Prime Minister Giuseppe Conte said the lockdown would be prolonged, shattering hopes that Italy`s methods might herald a quick end to the crisis. `We will not be able to return immediately to life as it was before,` he said. Italy has recorded about one-third of global deaths, while badly hit Iran also announced 149 new fatalities, raising its toll to 1,284.

France also mooted extending its own two-week lockdown as the interior minister blasted `idiots` who flout home confinement rules and put others at risk.

With countries paralysed by the pandemic and stock markets imploding, policymakers this week unleashed a wave of measures to shore up the global economy. The European Central Bank announced a 750-billion-euro bond-buying scheme dubbed the `big bazooka`, days after it unveiled a big-bank stimulus package that failed to calm anxious markets.

US President Donald Trump signed a $100 billion emergency aid package to provide free coronavirus testing for those who need it, sick pay and paid family leave.

European stocks staged an early rebound on the stimulus news, although Asian markets took another beating.
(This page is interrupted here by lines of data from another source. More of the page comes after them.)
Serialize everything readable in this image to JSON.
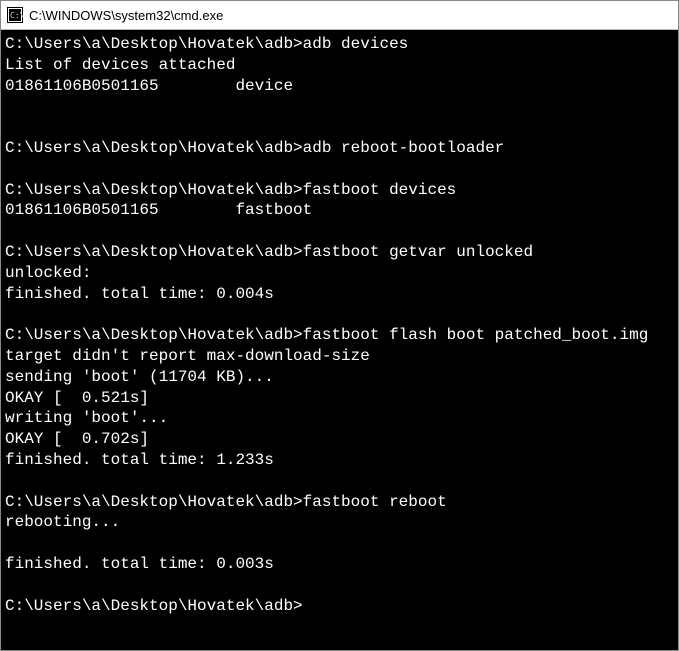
{
  "window": {
    "title": "C:\\WINDOWS\\system32\\cmd.exe"
  },
  "prompt": "C:\\Users\\a\\Desktop\\Hovatek\\adb>",
  "blocks": [
    {
      "command": "adb devices",
      "output": [
        "List of devices attached",
        "01861106B0501165        device",
        "",
        ""
      ]
    },
    {
      "command": "adb reboot-bootloader",
      "output": [
        ""
      ]
    },
    {
      "command": "fastboot devices",
      "output": [
        "01861106B0501165        fastboot",
        ""
      ]
    },
    {
      "command": "fastboot getvar unlocked",
      "output": [
        "unlocked:",
        "finished. total time: 0.004s",
        ""
      ]
    },
    {
      "command": "fastboot flash boot patched_boot.img",
      "output": [
        "target didn't report max-download-size",
        "sending 'boot' (11704 KB)...",
        "OKAY [  0.521s]",
        "writing 'boot'...",
        "OKAY [  0.702s]",
        "finished. total time: 1.233s",
        ""
      ]
    },
    {
      "command": "fastboot reboot",
      "output": [
        "rebooting...",
        "",
        "finished. total time: 0.003s",
        ""
      ]
    },
    {
      "command": "",
      "output": []
    }
  ]
}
But the sense of impending doom continues to cast a pall over the world economy with airlines, carmakers and others all warning of bleak times ahead.

`I view (myself) as a, in a sense, a wartime president. I mean, that`s what we`re fighting,` Trump said on as he announced the deployment of military hospital ships to treat a fast-growing number of American patients.

German Chancellor Angela Merkel took a similar tone, saying in an unprecedented televised address: `Not since the Second World War has our country faced a challenge that depends so much on our collective solidarity.` Coronavirus cases in Germany soared past 10,000 with over 2,800 new infections reported in a single day.

Highlighting how the battle is only just beginning in the rest of the world, Russia reported its first death and sub-Saharan Africa also saw its first fatalities, while even the Pacific nation of Fiji said it had its first case.

World Health Organisation head Tedros Adhanom Ghebreyesus urged countries to `come together as one against a common enemy: an enemy against humanity`. He also warned Africa to `wake up` and prepare for the worst.